→ WORK INSTRUCTION
Every record is to be duplicated exactly as it reads, without its images.

→ DATA FOR THE TASK
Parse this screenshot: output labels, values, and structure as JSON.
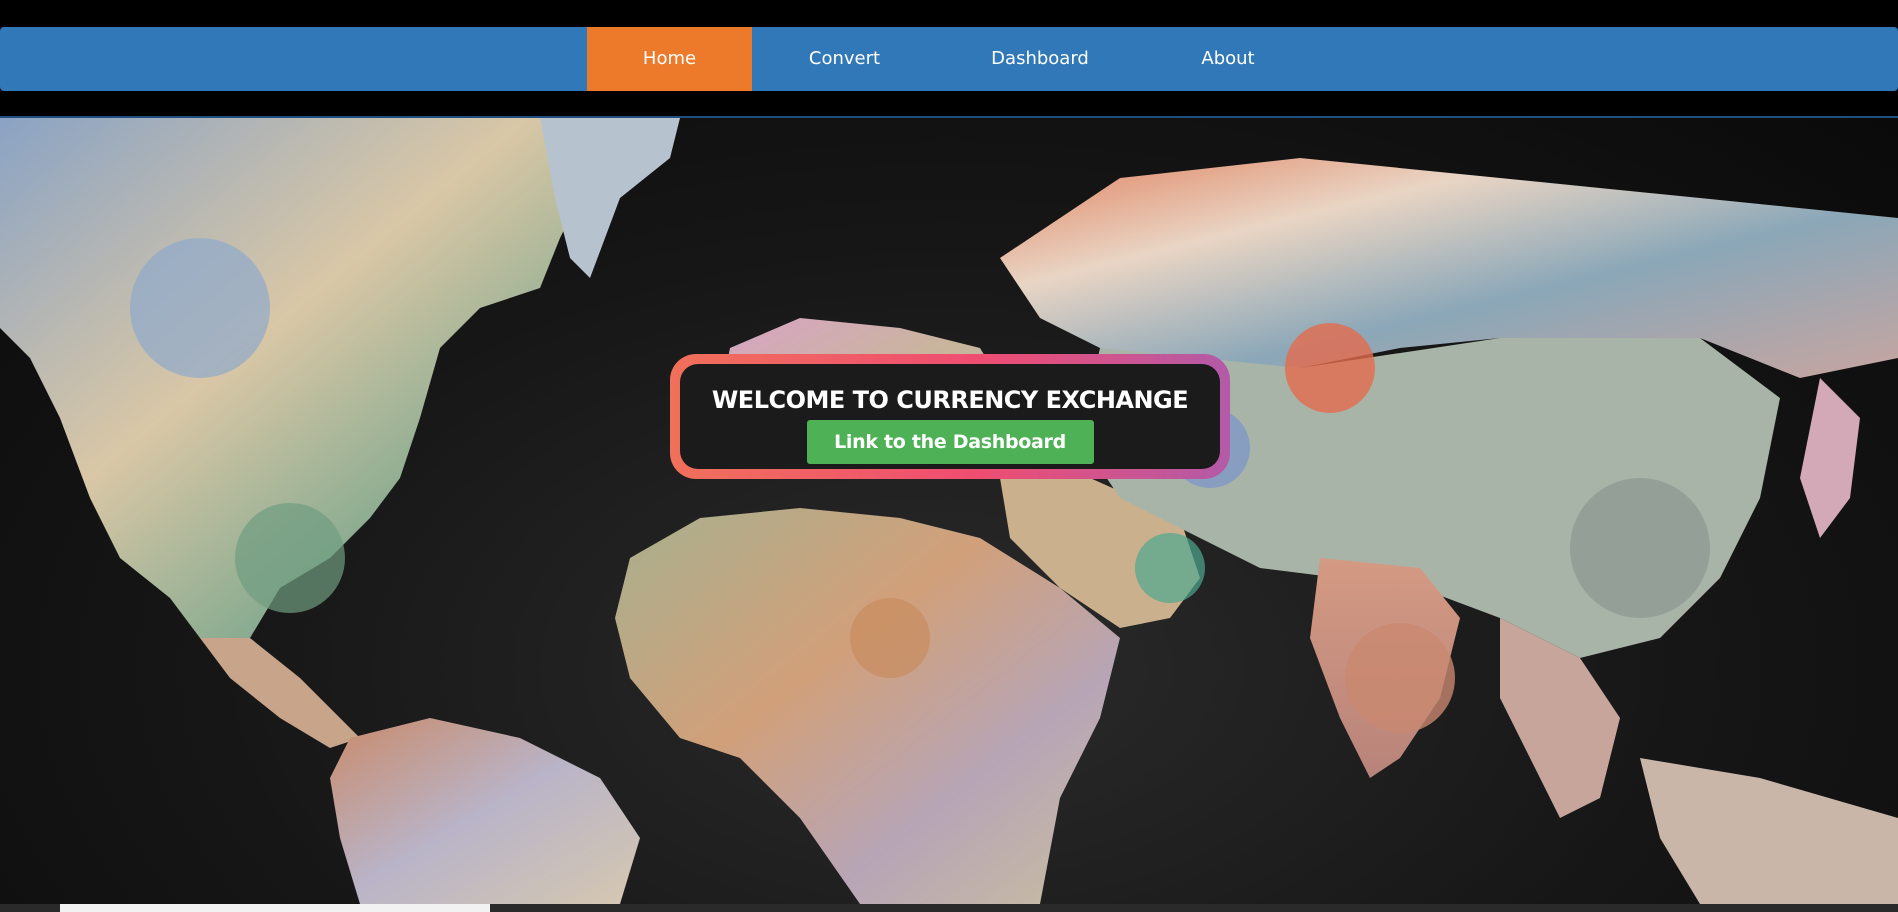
{
  "nav": {
    "items": [
      {
        "label": "Home",
        "active": true
      },
      {
        "label": "Convert",
        "active": false
      },
      {
        "label": "Dashboard",
        "active": false
      },
      {
        "label": "About",
        "active": false
      }
    ]
  },
  "hero": {
    "title": "WELCOME TO CURRENCY EXCHANGE",
    "button_label": "Link to the Dashboard",
    "background_image": "world-map-made-of-banknotes"
  },
  "colors": {
    "nav_bg": "#3078b8",
    "nav_active": "#ec7a2a",
    "button_bg": "#4fb155",
    "card_gradient": [
      "#f0705a",
      "#ef4d71",
      "#b35aa8"
    ]
  }
}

→ ANSWER AREA
Parse this screenshot: output labels, values, and structure as JSON.
{
  "nav": {
    "items": [
      {
        "label": "Home",
        "active": true
      },
      {
        "label": "Convert",
        "active": false
      },
      {
        "label": "Dashboard",
        "active": false
      },
      {
        "label": "About",
        "active": false
      }
    ]
  },
  "hero": {
    "title": "WELCOME TO CURRENCY EXCHANGE",
    "button_label": "Link to the Dashboard",
    "background_image": "world-map-made-of-banknotes"
  },
  "colors": {
    "nav_bg": "#3078b8",
    "nav_active": "#ec7a2a",
    "button_bg": "#4fb155",
    "card_gradient": [
      "#f0705a",
      "#ef4d71",
      "#b35aa8"
    ]
  }
}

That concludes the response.